Miss. Town Sued for Denying Gay Bar Business Permit
A Mississippi woman has launched a federal lawsuit against the town leaders of Shannon for denying her a business permit to open a gay bar.
Pat Newton had previously operated the bar, called O’Hara’s, in the 1990s. In 1998 she sold it to owners who changed the name but continued to attract an LGBT clientele.
The bar eventually shut down in 2010, and Newton said she responded to a community demand to reopen it — currently, she says there are no gay bars within 100 miles of the northern Mississippi town.
She got a business license from the state and poured money into the building to get it ready, then applied for a business permit from the town, figuring it wouldn’t pose much of an obstacle. When she arrived at a town meeting, however, she was in for an ugly surprise.
“I didn’t expect 30 to 40 townspeople to show up for what I thought would be routine approval of my business license,” Newton said on a Huffpo Live broadcast. Her permit was summarily denied with the explanation that it would be a public health and safety hazard.
Newton had little recourse at the local level — she appealed to the town to reconsider her application, but they simply refused to do so and that was that. With no further mechanism within local law, she launched a lawsuit in federal court claiming that her constitutional rights had been violated.
The lawsuit alleges that the town’s mayor and several of its aldermen violated both the First and the Fourteenth Amendment to the U.S. Constitution by denying the permit because Newton is a lesbian and wanted to cater to gay customers.
The Fourteenth Amendment grants citizens equal protection under the law, and the suit cites several Supreme Court cases that uphold the idea that to make it “more difficult for one group of citizens than for all others to seek aid from the government is itself a denial of equal protection of the laws in the most literal sense.”
As for the First Amendment, “opening and operating a gay cafe and sports bar in Shannon is imbued with elements of expressive communication,” the lawsuit says. “In opening and maintaining the bar, Newton intends to convey a particularized message: it is okay to be openly gay, and LGBT people are due an equal and respected place in the community.”
The language used at the meeting made it clear why her permit was denied: attendants asked her how she could call herself a Christian, and whether she would let her daughter go into “a bar like that.”
After the meeting, Newton says she received late-night anonymous calls telling her “You’re never gonna open that gay bar here; why don’t you just leave!
“No one used the word lesbian in the public meeting but every one of the questions was laced with suspicion, fear and distrust,” said David Dinielli, deputy legal director for the Southern Poverty Law Center, which is handling the lawsuit, on Huffpo Live.
Equal Protection Denied
Posters on a local message board argued that the denial of permit had nothing to do with the fact that Newton wanted to open a gay bar, only that she wanted to open a bar, period, claiming that bars are connected with drug dealing, drunk driving and organized crime.
The lawsuit, however, refutes that theory, pointing out that the town had recently given a permit to a non-gay bar, while over the same period of time denying three others to entrepreneurs who wanted to provide a place for the LGBT community.

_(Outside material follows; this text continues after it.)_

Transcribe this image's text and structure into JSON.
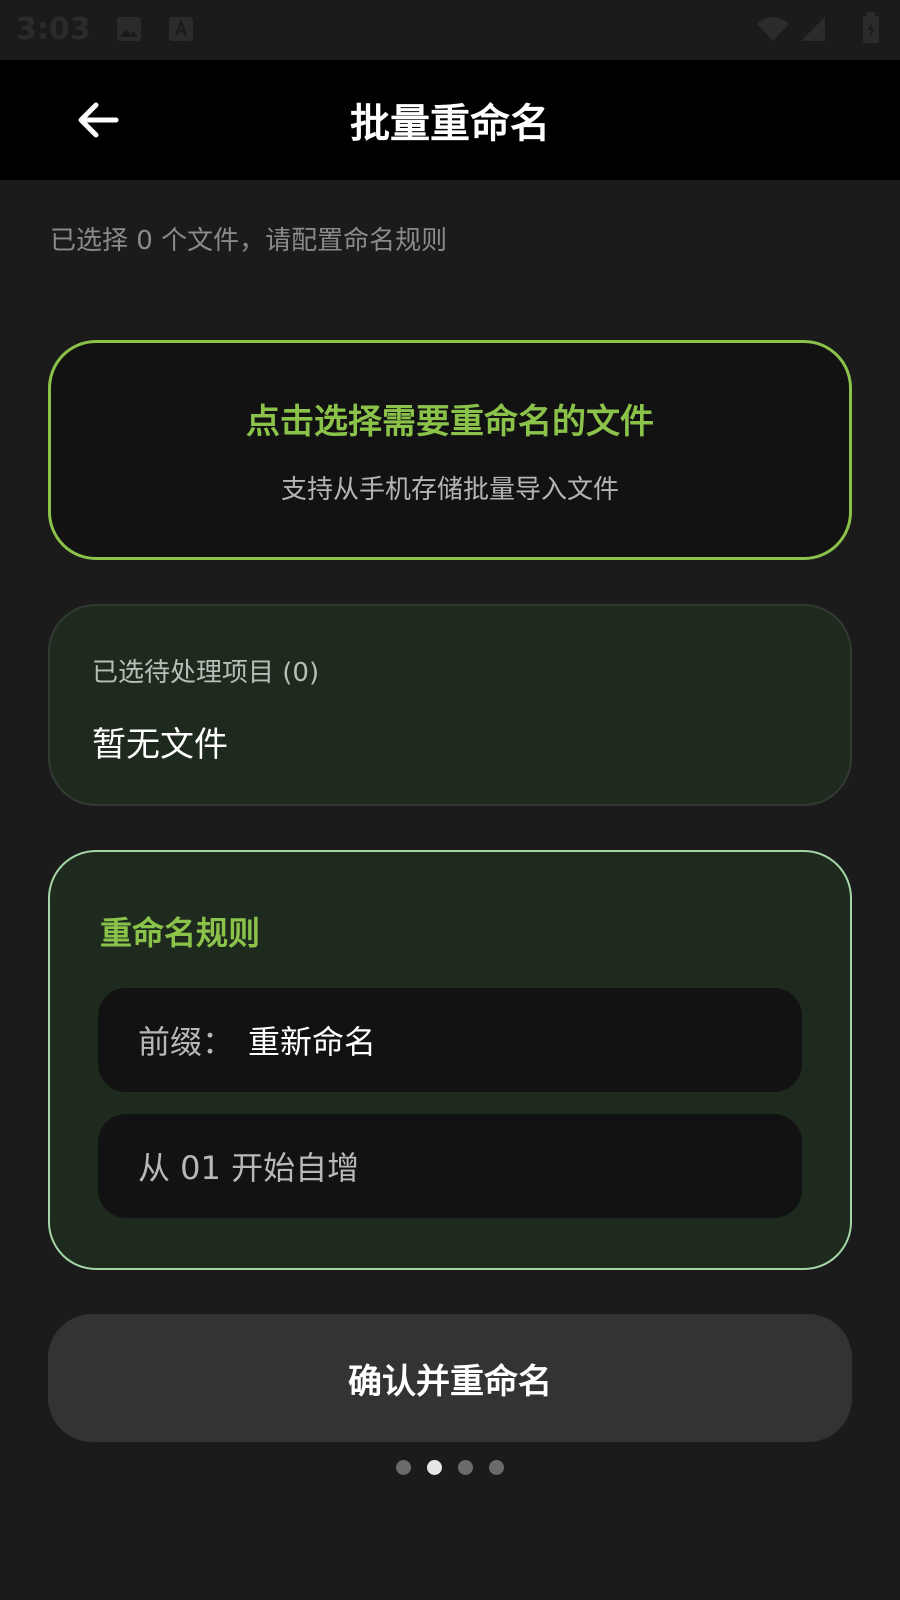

“There have been other applications to operate gay bars and gay establishments within the town that also have been denied,” Dinielli said. “At least one application to operate a straight bar has been approved.”
The attorney pointed out the enormous advances that LGBT civil rights have made in recent years, including two landmark Supreme Court cases this summer which resulted in marriage equality coming to both California and the federal government.
“Our job is to make certain the growth and benefits of those sorts of strides are enjoyed by all people in America,” said Dinielli, “including here in rural Mississippi.”